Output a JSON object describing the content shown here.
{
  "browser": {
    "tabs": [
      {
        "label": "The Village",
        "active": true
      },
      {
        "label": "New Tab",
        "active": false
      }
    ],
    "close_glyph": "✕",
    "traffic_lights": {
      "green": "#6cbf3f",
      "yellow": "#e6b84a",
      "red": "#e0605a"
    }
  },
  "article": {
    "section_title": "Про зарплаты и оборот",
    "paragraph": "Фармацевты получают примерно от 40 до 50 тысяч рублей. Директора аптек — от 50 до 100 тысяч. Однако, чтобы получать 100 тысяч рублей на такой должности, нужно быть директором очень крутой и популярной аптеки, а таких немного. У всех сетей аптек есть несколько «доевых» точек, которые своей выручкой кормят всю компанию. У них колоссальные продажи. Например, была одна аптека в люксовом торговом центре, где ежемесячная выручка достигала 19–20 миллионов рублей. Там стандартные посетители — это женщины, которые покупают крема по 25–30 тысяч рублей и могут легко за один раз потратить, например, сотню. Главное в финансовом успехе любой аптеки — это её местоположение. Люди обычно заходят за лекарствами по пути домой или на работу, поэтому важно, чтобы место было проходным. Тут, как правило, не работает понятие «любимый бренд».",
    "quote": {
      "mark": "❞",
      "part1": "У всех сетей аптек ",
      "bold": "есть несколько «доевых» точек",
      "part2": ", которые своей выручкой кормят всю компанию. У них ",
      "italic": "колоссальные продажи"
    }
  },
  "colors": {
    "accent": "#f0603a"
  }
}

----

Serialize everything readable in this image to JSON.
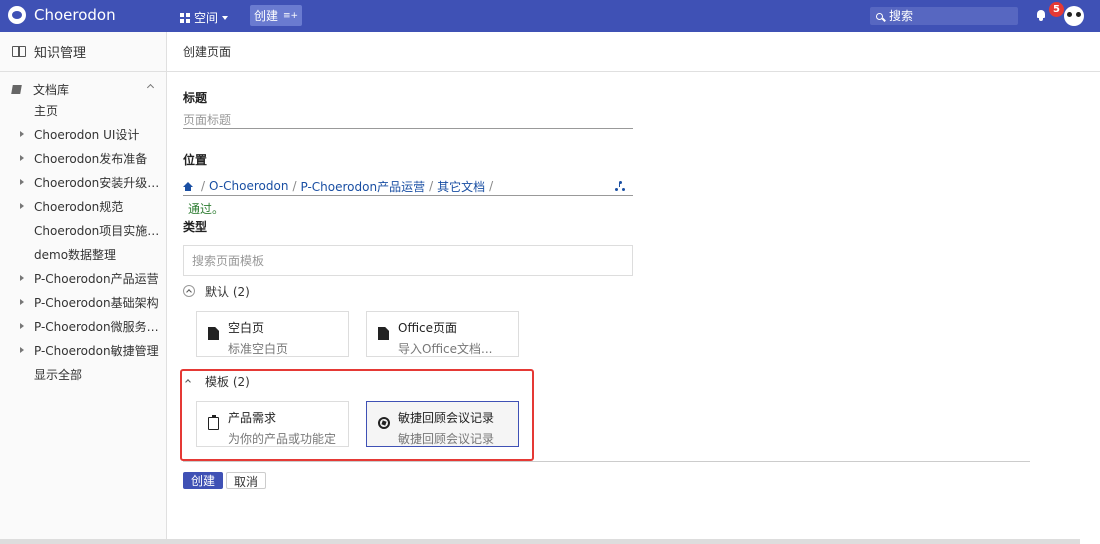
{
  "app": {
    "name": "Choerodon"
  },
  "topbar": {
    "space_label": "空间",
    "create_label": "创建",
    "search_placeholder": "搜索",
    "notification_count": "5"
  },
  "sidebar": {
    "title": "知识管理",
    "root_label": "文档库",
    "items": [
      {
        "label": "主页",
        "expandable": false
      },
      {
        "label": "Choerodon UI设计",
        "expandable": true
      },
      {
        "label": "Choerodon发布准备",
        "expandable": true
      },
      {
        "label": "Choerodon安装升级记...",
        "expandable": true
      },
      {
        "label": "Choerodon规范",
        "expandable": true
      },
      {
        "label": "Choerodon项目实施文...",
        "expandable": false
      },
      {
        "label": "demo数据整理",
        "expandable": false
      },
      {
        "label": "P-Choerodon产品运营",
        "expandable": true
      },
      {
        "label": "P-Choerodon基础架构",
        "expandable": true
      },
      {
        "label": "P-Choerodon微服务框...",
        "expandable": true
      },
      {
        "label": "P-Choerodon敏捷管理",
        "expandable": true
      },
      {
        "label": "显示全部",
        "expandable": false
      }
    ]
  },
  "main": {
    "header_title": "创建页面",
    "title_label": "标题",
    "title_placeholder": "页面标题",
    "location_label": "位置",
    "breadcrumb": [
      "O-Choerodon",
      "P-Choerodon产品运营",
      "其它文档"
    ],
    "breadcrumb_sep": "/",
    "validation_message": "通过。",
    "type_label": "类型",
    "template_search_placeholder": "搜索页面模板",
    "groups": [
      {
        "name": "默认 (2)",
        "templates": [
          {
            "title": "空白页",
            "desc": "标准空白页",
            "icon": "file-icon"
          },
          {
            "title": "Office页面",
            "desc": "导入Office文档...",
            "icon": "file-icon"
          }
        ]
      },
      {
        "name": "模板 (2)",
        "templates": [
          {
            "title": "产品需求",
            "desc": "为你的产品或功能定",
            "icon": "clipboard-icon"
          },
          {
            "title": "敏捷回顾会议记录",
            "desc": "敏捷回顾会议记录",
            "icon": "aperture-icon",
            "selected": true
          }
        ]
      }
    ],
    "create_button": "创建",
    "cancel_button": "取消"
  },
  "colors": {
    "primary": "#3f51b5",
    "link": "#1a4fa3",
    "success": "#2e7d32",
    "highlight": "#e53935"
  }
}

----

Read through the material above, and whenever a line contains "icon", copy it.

YOUR SOLUTION
            "icon": "file-icon"
            "icon": "file-icon"
            "icon": "clipboard-icon"
            "icon": "aperture-icon",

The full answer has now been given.